We see the repulsive effect of patriotism and xenophobia every day during the Trump era. Nationalism is probably the most important ideological prop for Trump's agenda--Making America Great is the one-size-fits-all justification for deporting the undocumented, threatening war abroad, giving away tax breaks to corporations, and spying on the "foreigners" in our midst, to name a few Trump atrocities.

It goes without saying that socialists oppose this. But opposing nationalism is every bit as important, if not more so, when it comes in a form that appears left-wing and pro-working class--like when Bernie Sanders demands protection for U.S. companies against "unfair competition" from China.

When Sanders and union leaders bash China as the cause of U.S. workers' suffering, the inevitable conclusion is that workers in this country have the same interests as the corporate bosses and bankers, rather than other workers in other countries.

Sanders' economic nationalism defends American industry and American jobs--but that means identifying both foreign companies and workers as the enemy. Even when it comes in the form of sympathy with U.S. workers suffering from layoffs and declining conditions, such an appeal corrodes the internationalist spirit of solidarity that we need to confront injustice.
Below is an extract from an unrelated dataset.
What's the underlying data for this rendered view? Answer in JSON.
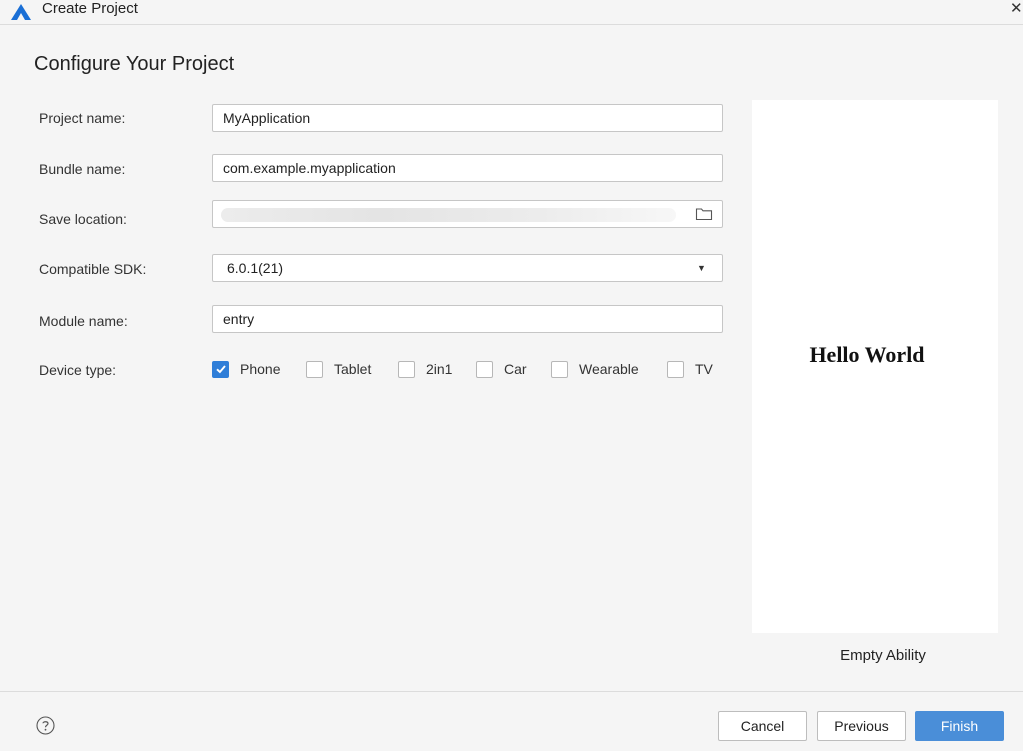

The working class consciousness needed by a revolutionary socialist movement can't be achieved unless workers in a country like the U.S. give up the idea that the nation they live in should somehow be empowered to boss around others and dictate to them.

This is a reactionary conclusion, not just an unfortunate one, and it disarms the working class movement in this country on critical questions--while confirming the suspicions of workers in other countries that they can't trust anyone in the U.S., even working people, to stand for equality and democracy.

So socialists need to not only oppose Trump's nationalism, but nationalism when it is preached by left-wing figures like Sanders.

Internationalism has been a foundational principle of socialism since Karl Marx and Frederick Engels that called for "workers of the world, unite" in the Communist Manifesto.

Our support of the right of self-determination of oppressed nations flows directly from that internationalist principle--and the vision of a united struggle for socialism by the workers of all countries.